Start of Data for the task

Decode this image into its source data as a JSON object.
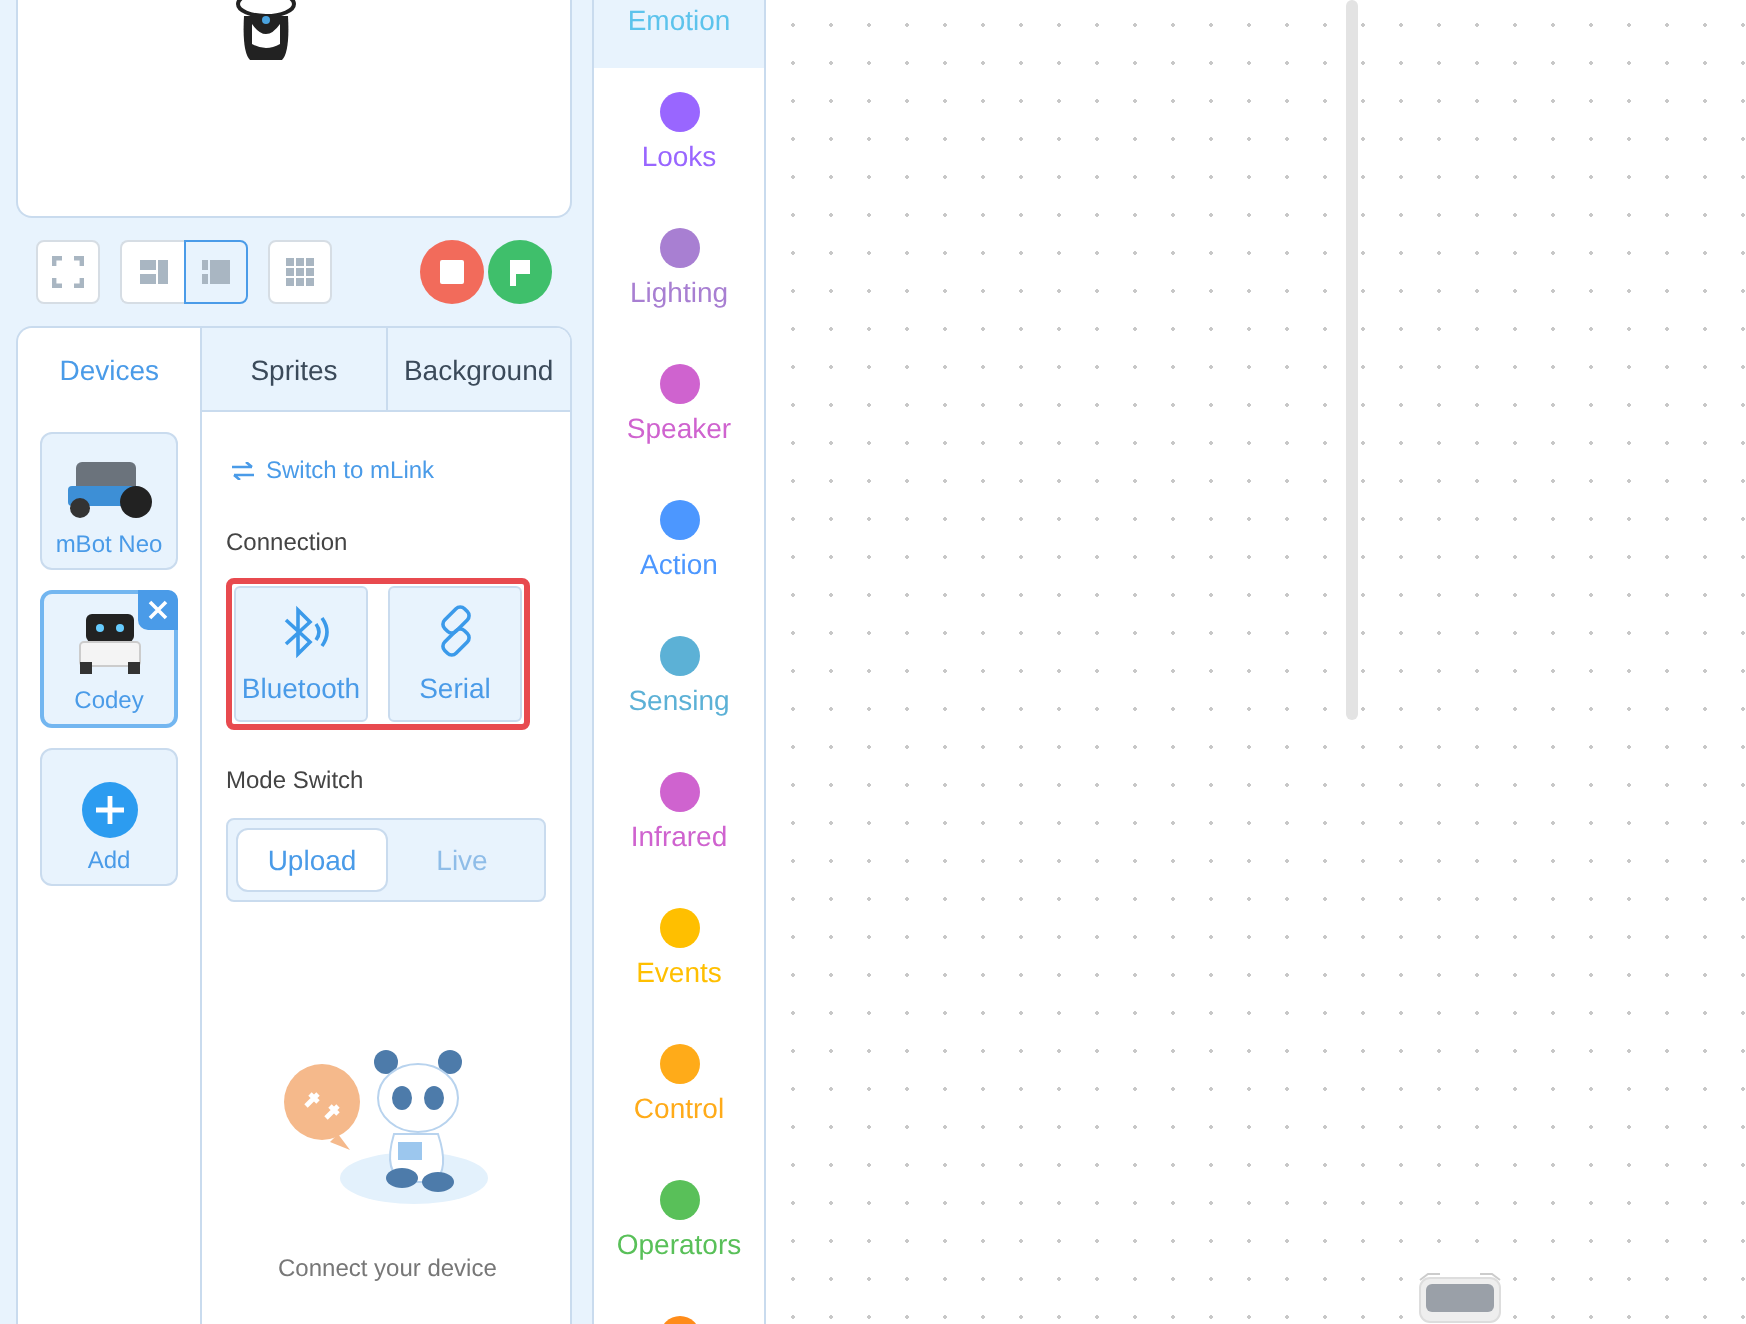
{
  "toolbar": {
    "layouts": [
      {
        "kind": "fullscreen",
        "selected": false
      },
      {
        "kind": "small-stage",
        "selected": false
      },
      {
        "kind": "large-stage",
        "selected": true
      },
      {
        "kind": "grid",
        "selected": false
      }
    ]
  },
  "tabs": [
    {
      "label": "Devices",
      "selected": true
    },
    {
      "label": "Sprites",
      "selected": false
    },
    {
      "label": "Background",
      "selected": false
    }
  ],
  "devices": [
    {
      "kind": "robot-car",
      "label": "mBot Neo",
      "selected": false
    },
    {
      "kind": "robot-codey",
      "label": "Codey",
      "selected": true
    },
    {
      "kind": "add",
      "label": "Add",
      "selected": false
    }
  ],
  "switch_link": "Switch to mLink",
  "connection": {
    "label": "Connection",
    "options": [
      {
        "kind": "bluetooth",
        "label": "Bluetooth"
      },
      {
        "kind": "serial",
        "label": "Serial"
      }
    ]
  },
  "mode_switch": {
    "label": "Mode Switch",
    "options": [
      {
        "label": "Upload",
        "selected": true
      },
      {
        "label": "Live",
        "selected": false
      }
    ]
  },
  "connect_hint": "Connect your device",
  "categories": [
    {
      "label": "Emotion",
      "color": "#5cc3ec",
      "selected": true
    },
    {
      "label": "Looks",
      "color": "#9966ff",
      "selected": false
    },
    {
      "label": "Lighting",
      "color": "#a87fd2",
      "selected": false
    },
    {
      "label": "Speaker",
      "color": "#cf63cf",
      "selected": false
    },
    {
      "label": "Action",
      "color": "#4c97ff",
      "selected": false
    },
    {
      "label": "Sensing",
      "color": "#5cb1d6",
      "selected": false
    },
    {
      "label": "Infrared",
      "color": "#cf63cf",
      "selected": false
    },
    {
      "label": "Events",
      "color": "#ffbf00",
      "selected": false
    },
    {
      "label": "Control",
      "color": "#ffab19",
      "selected": false
    },
    {
      "label": "Operators",
      "color": "#59c059",
      "selected": false
    },
    {
      "color": "#ff8c1a",
      "selected": false
    }
  ]
}
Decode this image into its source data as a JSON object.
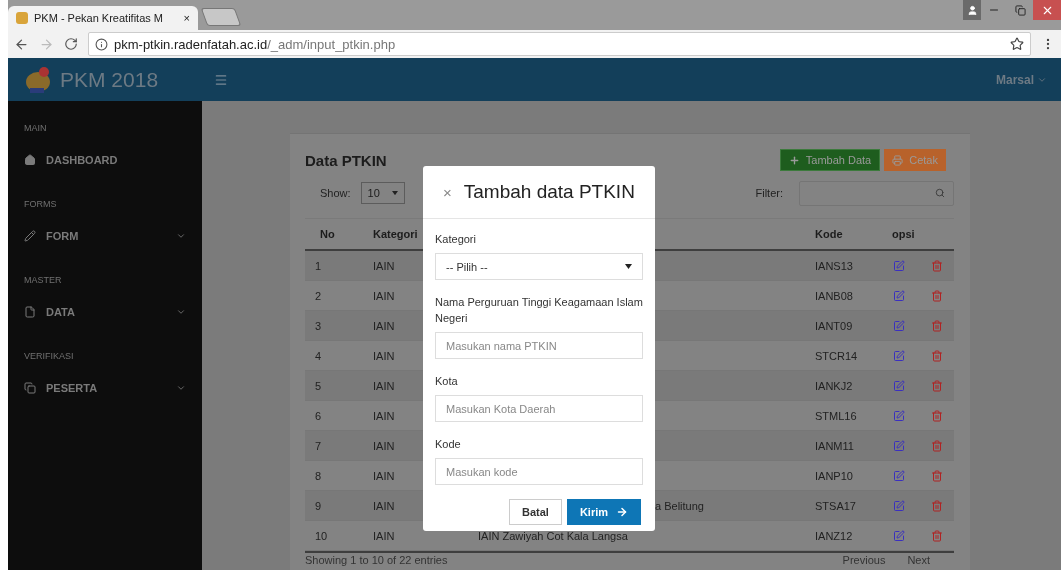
{
  "browser": {
    "tab_title": "PKM - Pekan Kreatifitas M",
    "tab_close": "×",
    "url_host": "pkm-ptkin.radenfatah.ac.id",
    "url_path": "/_adm/input_ptkin.php"
  },
  "header": {
    "logo_text": "PKM 2018",
    "user": "Marsal"
  },
  "sidebar": {
    "sections": [
      {
        "label": "MAIN",
        "items": [
          {
            "label": "DASHBOARD",
            "expandable": false
          }
        ]
      },
      {
        "label": "FORMS",
        "items": [
          {
            "label": "FORM",
            "expandable": true
          }
        ]
      },
      {
        "label": "MASTER",
        "items": [
          {
            "label": "DATA",
            "expandable": true
          }
        ]
      },
      {
        "label": "VERIFIKASI",
        "items": [
          {
            "label": "PESERTA",
            "expandable": true
          }
        ]
      }
    ]
  },
  "page": {
    "title": "Data PTKIN",
    "add_button": "Tambah Data",
    "print_button": "Cetak",
    "show_label": "Show:",
    "show_value": "10",
    "filter_label": "Filter:"
  },
  "table": {
    "columns": [
      {
        "label": "No"
      },
      {
        "label": "Kategori"
      },
      {
        "label": "Kode"
      },
      {
        "label": "opsi"
      }
    ],
    "rows": [
      {
        "no": "1",
        "kategori": "IAIN",
        "kode": "IANS13"
      },
      {
        "no": "2",
        "kategori": "IAIN",
        "kode": "IANB08"
      },
      {
        "no": "3",
        "kategori": "IAIN",
        "kode": "IANT09"
      },
      {
        "no": "4",
        "kategori": "IAIN",
        "kode": "STCR14"
      },
      {
        "no": "5",
        "kategori": "IAIN",
        "kode": "IANKJ2"
      },
      {
        "no": "6",
        "kategori": "IAIN",
        "kode": "STML16"
      },
      {
        "no": "7",
        "kategori": "IAIN",
        "kode": "IANM11"
      },
      {
        "no": "8",
        "kategori": "IAIN",
        "kode": "IANP10"
      },
      {
        "no": "9",
        "kategori": "IAIN",
        "nama": "a Belitung",
        "covered": true,
        "kode": "STSA17"
      },
      {
        "no": "10",
        "kategori": "IAIN",
        "nama": "IAIN Zawiyah Cot Kala Langsa",
        "covered": false,
        "kode": "IANZ12"
      }
    ]
  },
  "footer": {
    "info": "Showing 1 to 10 of 22 entries",
    "previous": "Previous",
    "next": "Next"
  },
  "modal": {
    "close": "×",
    "title": "Tambah data PTKIN",
    "fields": [
      {
        "kind": "select",
        "label": "Kategori",
        "value": "-- Pilih --"
      },
      {
        "kind": "text",
        "label": "Nama Perguruan Tinggi Keagamaan Islam Negeri",
        "placeholder": "Masukan nama PTKIN"
      },
      {
        "kind": "text",
        "label": "Kota",
        "placeholder": "Masukan Kota Daerah"
      },
      {
        "kind": "text",
        "label": "Kode",
        "placeholder": "Masukan kode"
      }
    ],
    "cancel": "Batal",
    "submit": "Kirim"
  }
}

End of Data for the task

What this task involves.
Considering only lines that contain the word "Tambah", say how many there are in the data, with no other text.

Response to the exercise.
2